Google's Executive Chairman Eric Schmidt addresses the 9th Global Competitiveness Forum. With Google announcing second-quarter financial results Thursday, Wall Street is wondering if the company can rein in expenses.
Google's Executive Chairman Eric Schmidt addresses the 9th Global Competitiveness Forum. With Google announcing second-quarter financial results Thursday, Wall Street is wondering if the company can rein in expenses. - 
Listen To The Story
Marketplace

Google announces second-quarter financial results after the closing bell on Thursday. Investors, who have been worried about how much the tech giant is bringing in and how much it's spending, will be paying close attention to see if Google's reining in costs.

Earlier this week came indications Google might be tightening up the ship by hiring fewer people, with 1,810 new hires in the first quarter, contrasted with an average of 2,435 new employees per quarter last year, according to the Wall Street Journal. 

Mark Mahaney of RBC Capital Markets says Google has to do more to soothe worried Wall Street. "There's concern that Google's core advertising revenue rates are slowing. That they cannot or will not do a tough enough of a job ... managing expenses," Mahaney says.

Among the concerns is that Google is losing ground in search ads to mobile platforms like Facebook and others.

"All those concerns that people have, they look backwards," says Carlos Kirjner of Bernstein Research, who believes Google still has room to grow. The company is investing in new technologies like self-driving cars, which could pay off in the future. It's also investing in current moneymakers: Android and search.

"All of these require computer science, and engineering and infrastructure," Kirjner says. 

Still, Google spent an unusually high amount last year, Kirjner says, and he's looking for that spending to slow down.

“I think the best compliment I can give is not to say how much your programs have taught me (a ton), but how much Marketplace has motivated me to go out and teach myself.” – Michael in Arlington, VA

As a nonprofit news organization, what matters to us is the same thing that matters to you: being a source for trustworthy, independent news that makes people smarter about business and the economy. So if Marketplace has helped you understand the economy better, make more informed financial decisions or just encouraged you to think differently, we’re asking you to give a little something back.

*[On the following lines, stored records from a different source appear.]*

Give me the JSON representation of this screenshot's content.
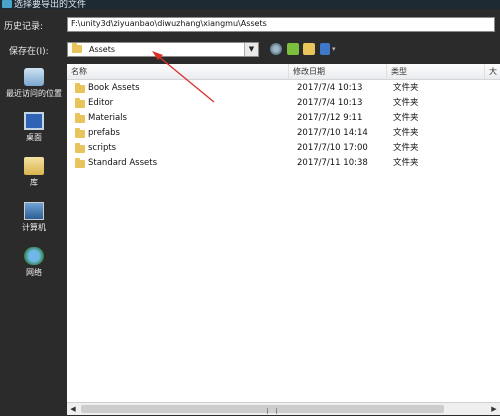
{
  "window": {
    "title": "选择要导出的文件"
  },
  "history": {
    "label": "历史记录:",
    "path": "F:\\unity3d\\ziyuanbao\\diwuzhang\\xiangmu\\Assets"
  },
  "save_in": {
    "label": "保存在(I):",
    "value": "Assets"
  },
  "places": [
    {
      "label": "最近访问的位置",
      "icon": "recent-places-icon"
    },
    {
      "label": "桌面",
      "icon": "desktop-icon"
    },
    {
      "label": "库",
      "icon": "libraries-icon"
    },
    {
      "label": "计算机",
      "icon": "computer-icon"
    },
    {
      "label": "网络",
      "icon": "network-icon"
    }
  ],
  "columns": {
    "name": "名称",
    "date": "修改日期",
    "type": "类型",
    "size": "大"
  },
  "files": [
    {
      "name": "Book Assets",
      "date": "2017/7/4 10:13",
      "type": "文件夹"
    },
    {
      "name": "Editor",
      "date": "2017/7/4 10:13",
      "type": "文件夹"
    },
    {
      "name": "Materials",
      "date": "2017/7/12 9:11",
      "type": "文件夹"
    },
    {
      "name": "prefabs",
      "date": "2017/7/10 14:14",
      "type": "文件夹"
    },
    {
      "name": "scripts",
      "date": "2017/7/10 17:00",
      "type": "文件夹"
    },
    {
      "name": "Standard Assets",
      "date": "2017/7/11 10:38",
      "type": "文件夹"
    }
  ],
  "colors": {
    "folder": "#e8c45a",
    "annotation": "#d9302a",
    "dialog_bg": "#2b2b2b"
  }
}
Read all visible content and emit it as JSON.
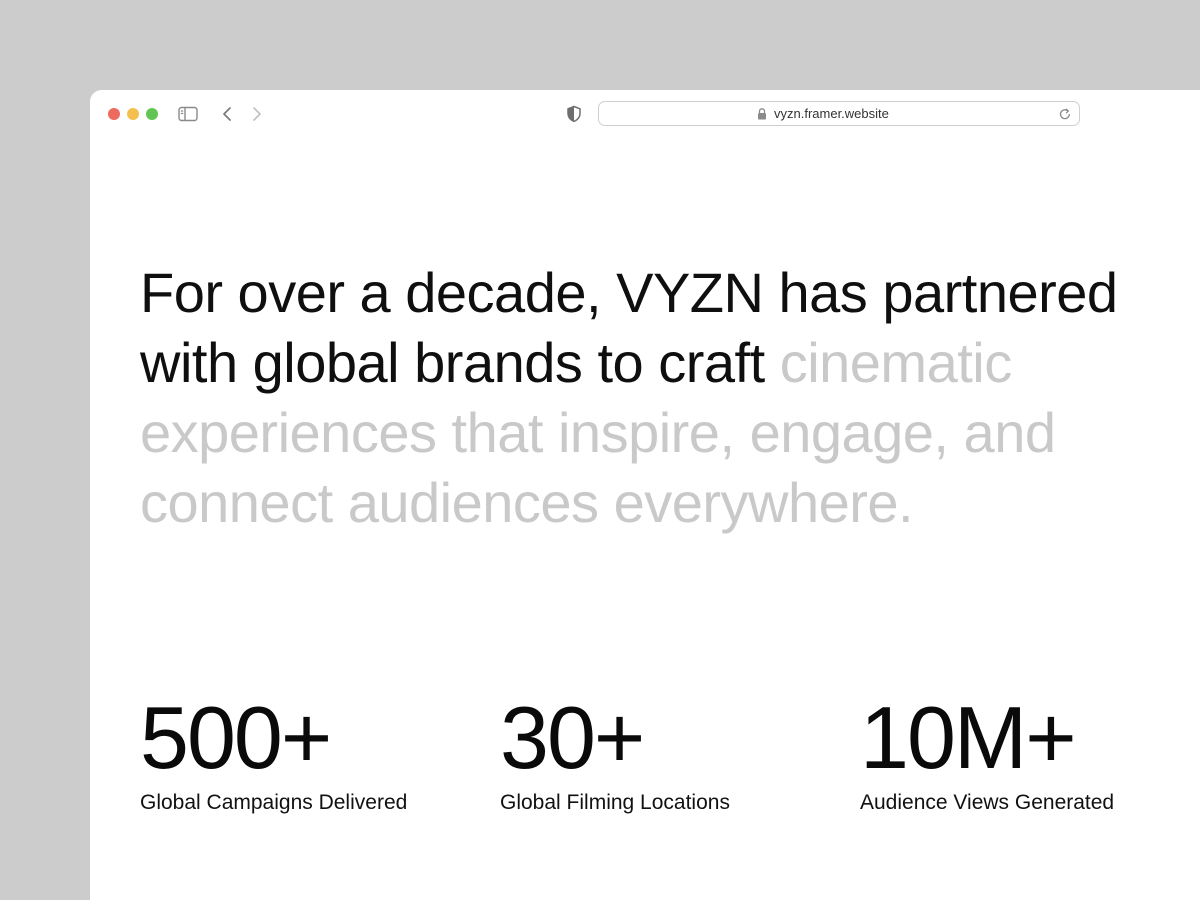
{
  "browser": {
    "url": "vyzn.framer.website",
    "traffic_lights": {
      "close": "#ed6a5e",
      "minimize": "#f4bf4f",
      "maximize": "#61c554"
    }
  },
  "headline": {
    "dark_text": "For over a decade, VYZN has partnered with global brands to craft",
    "muted_text": "cinematic experiences that inspire, engage, and connect audiences everywhere.",
    "dark_color": "#0f0f0f",
    "muted_color": "#c9c9c9"
  },
  "stats": [
    {
      "value": "500+",
      "label": "Global Campaigns Delivered"
    },
    {
      "value": "30+",
      "label": "Global Filming Locations"
    },
    {
      "value": "10M+",
      "label": "Audience Views Generated"
    }
  ],
  "icons": {
    "sidebar": "sidebar-icon",
    "back": "chevron-left-icon",
    "forward": "chevron-right-icon",
    "privacy": "shield-icon",
    "lock": "lock-icon",
    "reload": "reload-icon"
  }
}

Become a Marketplace Investor today – in whatever amount is right for you – and keep public service journalism strong. We’re grateful for your support.